(Component data from apps and pages)

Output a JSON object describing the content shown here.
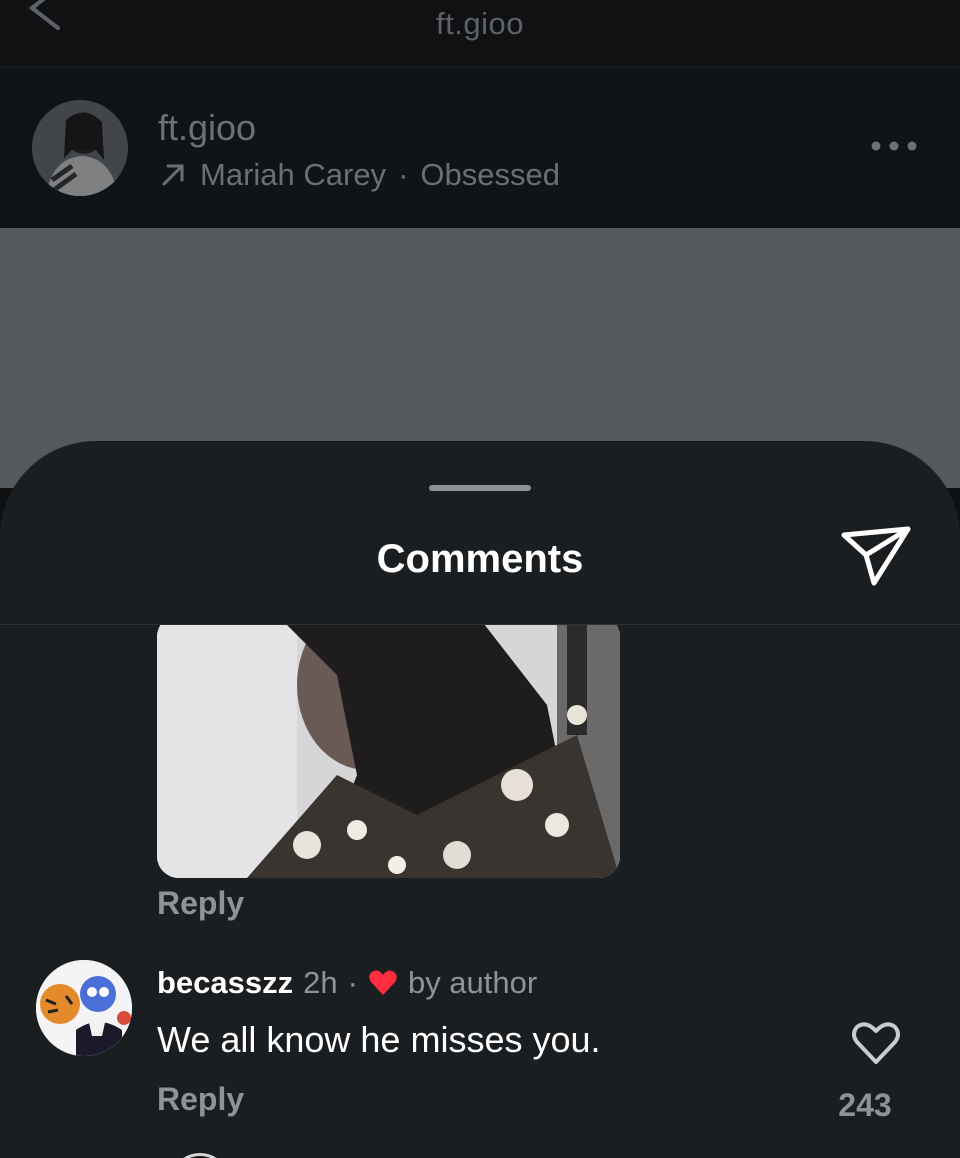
{
  "topbar": {
    "title": "ft.gioo"
  },
  "post": {
    "username": "ft.gioo",
    "music": {
      "artist": "Mariah Carey",
      "separator": "·",
      "song": "Obsessed"
    }
  },
  "sheet": {
    "title": "Comments"
  },
  "comments": [
    {
      "reply_label": "Reply"
    },
    {
      "username": "becasszz",
      "time": "2h",
      "separator": "·",
      "liked_by": "by author",
      "text": "We all know he misses you.",
      "reply_label": "Reply",
      "like_count": "243"
    }
  ],
  "icons": {
    "back": "chevron-left-icon",
    "music": "arrow-up-right-icon",
    "more": "ellipsis-icon",
    "share": "paper-plane-icon",
    "author_heart": "heart-filled-icon",
    "like": "heart-outline-icon"
  },
  "colors": {
    "author_heart": "#ff2d3d",
    "secondary_text": "#8f9398",
    "sheet_bg": "#1b1e21"
  }
}
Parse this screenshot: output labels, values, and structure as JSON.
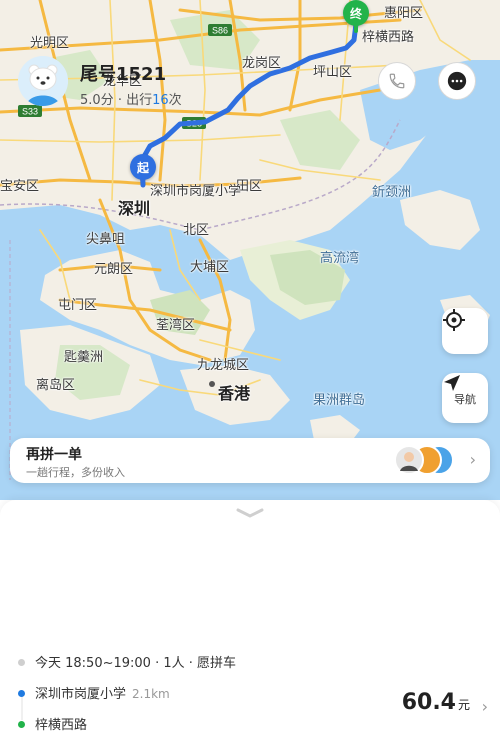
{
  "map": {
    "labels": {
      "huiyang": "惠阳区",
      "guangming": "光明区",
      "longgang": "龙岗区",
      "pingshan": "坪山区",
      "longhua": "龙华区",
      "baoan": "宝安区",
      "futian": "田区",
      "shenzhen": "深圳",
      "jianbizui": "尖鼻咀",
      "north": "北区",
      "yuenlong": "元朗区",
      "taipo": "大埔区",
      "tuenmun": "屯门区",
      "tsuenwan": "荃湾区",
      "kowloon": "九龙城区",
      "hongkong": "香港",
      "jichan": "匙羹洲",
      "islands": "离岛区",
      "guoquan": "果洲群岛",
      "gaoliuwan": "高流湾",
      "xinjingzhou": "釿颈洲",
      "road_s86": "S86",
      "road_s33": "S33",
      "road_s28": "S28"
    },
    "start_marker": "起",
    "end_marker": "终",
    "start_name": "深圳市岗厦小学",
    "end_name": "梓横西路",
    "route_color": "#2f6fe0",
    "water_color": "#a9d4f5",
    "land_color": "#f3efe6",
    "nav_label": "导航"
  },
  "pool": {
    "title": "再拼一单",
    "subtitle": "一趟行程，多份收入"
  },
  "driver": {
    "name": "尾号1521",
    "rating": "5.0分",
    "sep": "·",
    "trips_prefix": "出行",
    "trips_count": "16",
    "trips_suffix": "次"
  },
  "trip": {
    "summary": "今天 18:50~19:00 · 1人 · 愿拼车",
    "start": "深圳市岗厦小学",
    "start_distance": "2.1km",
    "end": "梓横西路",
    "price": "60.4",
    "price_unit": "元",
    "accent_blue": "#1f7ae0",
    "accent_green": "#22b34a"
  }
}
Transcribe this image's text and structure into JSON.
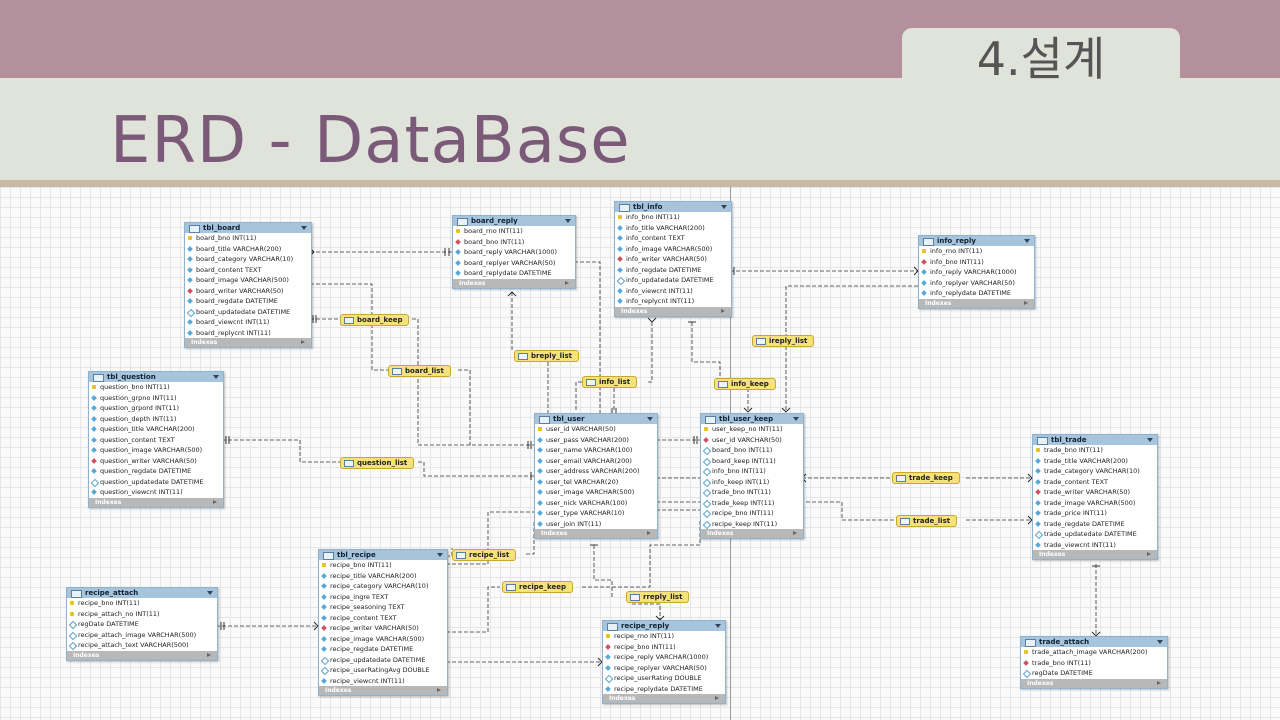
{
  "header": {
    "section": "4.설계",
    "title": "ERD - DataBase"
  },
  "footer_label": "Indexes",
  "tables": [
    {
      "id": "tbl_board",
      "title": "tbl_board",
      "columns": [
        {
          "text": "board_bno INT(11)",
          "kind": "key"
        },
        {
          "text": "board_title VARCHAR(200)",
          "kind": "col"
        },
        {
          "text": "board_category VARCHAR(10)",
          "kind": "col"
        },
        {
          "text": "board_content TEXT",
          "kind": "col"
        },
        {
          "text": "board_image VARCHAR(500)",
          "kind": "col"
        },
        {
          "text": "board_writer VARCHAR(50)",
          "kind": "fk"
        },
        {
          "text": "board_regdate DATETIME",
          "kind": "col"
        },
        {
          "text": "board_updatedate DATETIME",
          "kind": "nul"
        },
        {
          "text": "board_viewcnt INT(11)",
          "kind": "col"
        },
        {
          "text": "board_replycnt INT(11)",
          "kind": "col"
        }
      ]
    },
    {
      "id": "board_reply",
      "title": "board_reply",
      "columns": [
        {
          "text": "board_rno INT(11)",
          "kind": "key"
        },
        {
          "text": "board_bno INT(11)",
          "kind": "fk"
        },
        {
          "text": "board_reply VARCHAR(1000)",
          "kind": "col"
        },
        {
          "text": "board_replyer VARCHAR(50)",
          "kind": "col"
        },
        {
          "text": "board_replydate DATETIME",
          "kind": "col"
        }
      ]
    },
    {
      "id": "tbl_info",
      "title": "tbl_info",
      "columns": [
        {
          "text": "info_bno INT(11)",
          "kind": "key"
        },
        {
          "text": "info_title VARCHAR(200)",
          "kind": "col"
        },
        {
          "text": "info_content TEXT",
          "kind": "col"
        },
        {
          "text": "info_image VARCHAR(500)",
          "kind": "col"
        },
        {
          "text": "info_writer VARCHAR(50)",
          "kind": "fk"
        },
        {
          "text": "info_regdate DATETIME",
          "kind": "col"
        },
        {
          "text": "info_updatedate DATETIME",
          "kind": "nul"
        },
        {
          "text": "info_viewcnt INT(11)",
          "kind": "col"
        },
        {
          "text": "info_replycnt INT(11)",
          "kind": "col"
        }
      ]
    },
    {
      "id": "info_reply",
      "title": "info_reply",
      "columns": [
        {
          "text": "info_rno INT(11)",
          "kind": "key"
        },
        {
          "text": "info_bno INT(11)",
          "kind": "fk"
        },
        {
          "text": "info_reply VARCHAR(1000)",
          "kind": "col"
        },
        {
          "text": "info_replyer VARCHAR(50)",
          "kind": "col"
        },
        {
          "text": "info_replydate DATETIME",
          "kind": "col"
        }
      ]
    },
    {
      "id": "tbl_question",
      "title": "tbl_question",
      "columns": [
        {
          "text": "question_bno INT(11)",
          "kind": "key"
        },
        {
          "text": "question_grpno INT(11)",
          "kind": "col"
        },
        {
          "text": "question_grpord INT(11)",
          "kind": "col"
        },
        {
          "text": "question_depth INT(11)",
          "kind": "col"
        },
        {
          "text": "question_title VARCHAR(200)",
          "kind": "col"
        },
        {
          "text": "question_content TEXT",
          "kind": "col"
        },
        {
          "text": "question_image VARCHAR(500)",
          "kind": "col"
        },
        {
          "text": "question_writer VARCHAR(50)",
          "kind": "fk"
        },
        {
          "text": "question_regdate DATETIME",
          "kind": "col"
        },
        {
          "text": "question_updatedate DATETIME",
          "kind": "nul"
        },
        {
          "text": "question_viewcnt INT(11)",
          "kind": "col"
        }
      ]
    },
    {
      "id": "tbl_user",
      "title": "tbl_user",
      "columns": [
        {
          "text": "user_id VARCHAR(50)",
          "kind": "key"
        },
        {
          "text": "user_pass VARCHAR(200)",
          "kind": "col"
        },
        {
          "text": "user_name VARCHAR(100)",
          "kind": "col"
        },
        {
          "text": "user_email VARCHAR(200)",
          "kind": "col"
        },
        {
          "text": "user_address VARCHAR(200)",
          "kind": "col"
        },
        {
          "text": "user_tel VARCHAR(20)",
          "kind": "col"
        },
        {
          "text": "user_image VARCHAR(500)",
          "kind": "col"
        },
        {
          "text": "user_nick VARCHAR(100)",
          "kind": "col"
        },
        {
          "text": "user_type VARCHAR(10)",
          "kind": "col"
        },
        {
          "text": "user_join INT(11)",
          "kind": "col"
        }
      ]
    },
    {
      "id": "tbl_user_keep",
      "title": "tbl_user_keep",
      "columns": [
        {
          "text": "user_keep_no INT(11)",
          "kind": "key"
        },
        {
          "text": "user_id VARCHAR(50)",
          "kind": "fk"
        },
        {
          "text": "board_bno INT(11)",
          "kind": "nul"
        },
        {
          "text": "board_keep INT(11)",
          "kind": "nul"
        },
        {
          "text": "info_bno INT(11)",
          "kind": "nul"
        },
        {
          "text": "info_keep INT(11)",
          "kind": "nul"
        },
        {
          "text": "trade_bno INT(11)",
          "kind": "nul"
        },
        {
          "text": "trade_keep INT(11)",
          "kind": "nul"
        },
        {
          "text": "recipe_bno INT(11)",
          "kind": "nul"
        },
        {
          "text": "recipe_keep INT(11)",
          "kind": "nul"
        }
      ]
    },
    {
      "id": "tbl_trade",
      "title": "tbl_trade",
      "columns": [
        {
          "text": "trade_bno INT(11)",
          "kind": "key"
        },
        {
          "text": "trade_title VARCHAR(200)",
          "kind": "col"
        },
        {
          "text": "trade_category VARCHAR(10)",
          "kind": "col"
        },
        {
          "text": "trade_content TEXT",
          "kind": "col"
        },
        {
          "text": "trade_writer VARCHAR(50)",
          "kind": "fk"
        },
        {
          "text": "trade_image VARCHAR(500)",
          "kind": "col"
        },
        {
          "text": "trade_price INT(11)",
          "kind": "col"
        },
        {
          "text": "trade_regdate DATETIME",
          "kind": "col"
        },
        {
          "text": "trade_updatedate DATETIME",
          "kind": "nul"
        },
        {
          "text": "trade_viewcnt INT(11)",
          "kind": "col"
        }
      ]
    },
    {
      "id": "tbl_recipe",
      "title": "tbl_recipe",
      "columns": [
        {
          "text": "recipe_bno INT(11)",
          "kind": "key"
        },
        {
          "text": "recipe_title VARCHAR(200)",
          "kind": "col"
        },
        {
          "text": "recipe_category VARCHAR(10)",
          "kind": "col"
        },
        {
          "text": "recipe_ingre TEXT",
          "kind": "col"
        },
        {
          "text": "recipe_seasoning TEXT",
          "kind": "col"
        },
        {
          "text": "recipe_content TEXT",
          "kind": "col"
        },
        {
          "text": "recipe_writer VARCHAR(50)",
          "kind": "fk"
        },
        {
          "text": "recipe_image VARCHAR(500)",
          "kind": "col"
        },
        {
          "text": "recipe_regdate DATETIME",
          "kind": "col"
        },
        {
          "text": "recipe_updatedate DATETIME",
          "kind": "nul"
        },
        {
          "text": "recipe_userRatingAvg DOUBLE",
          "kind": "nul"
        },
        {
          "text": "recipe_viewcnt INT(11)",
          "kind": "col"
        }
      ]
    },
    {
      "id": "recipe_attach",
      "title": "recipe_attach",
      "columns": [
        {
          "text": "recipe_bno INT(11)",
          "kind": "key"
        },
        {
          "text": "recipe_attach_no INT(11)",
          "kind": "key"
        },
        {
          "text": "regDate DATETIME",
          "kind": "nul"
        },
        {
          "text": "recipe_attach_image VARCHAR(500)",
          "kind": "nul"
        },
        {
          "text": "recipe_attach_text VARCHAR(500)",
          "kind": "nul"
        }
      ]
    },
    {
      "id": "recipe_reply",
      "title": "recipe_reply",
      "columns": [
        {
          "text": "recipe_rno INT(11)",
          "kind": "key"
        },
        {
          "text": "recipe_bno INT(11)",
          "kind": "fk"
        },
        {
          "text": "recipe_reply VARCHAR(1000)",
          "kind": "col"
        },
        {
          "text": "recipe_replyer VARCHAR(50)",
          "kind": "col"
        },
        {
          "text": "recipe_userRating DOUBLE",
          "kind": "nul"
        },
        {
          "text": "recipe_replydate DATETIME",
          "kind": "col"
        }
      ]
    },
    {
      "id": "trade_attach",
      "title": "trade_attach",
      "columns": [
        {
          "text": "trade_attach_image VARCHAR(200)",
          "kind": "key"
        },
        {
          "text": "trade_bno INT(11)",
          "kind": "fk"
        },
        {
          "text": "regDate DATETIME",
          "kind": "nul"
        }
      ]
    }
  ],
  "relations": [
    "board_keep",
    "breply_list",
    "board_list",
    "info_list",
    "info_keep",
    "ireply_list",
    "question_list",
    "trade_keep",
    "trade_list",
    "recipe_list",
    "recipe_keep",
    "rreply_list"
  ]
}
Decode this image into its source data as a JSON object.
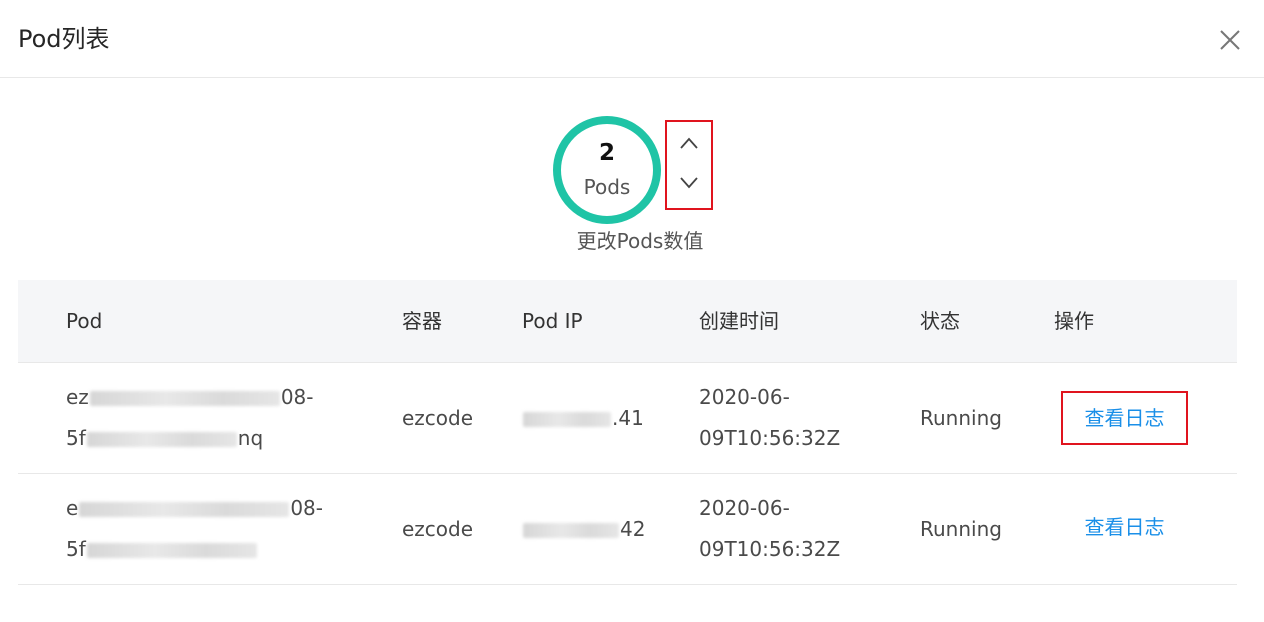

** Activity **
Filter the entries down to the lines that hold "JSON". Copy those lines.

** Solution to this task **
Output a JSON object describing the content shown here.
Parse this screenshot: output labels, values, and structure as JSON.
Transcribe this image's text and structure into JSON.
Decode this image into its source data as a JSON object.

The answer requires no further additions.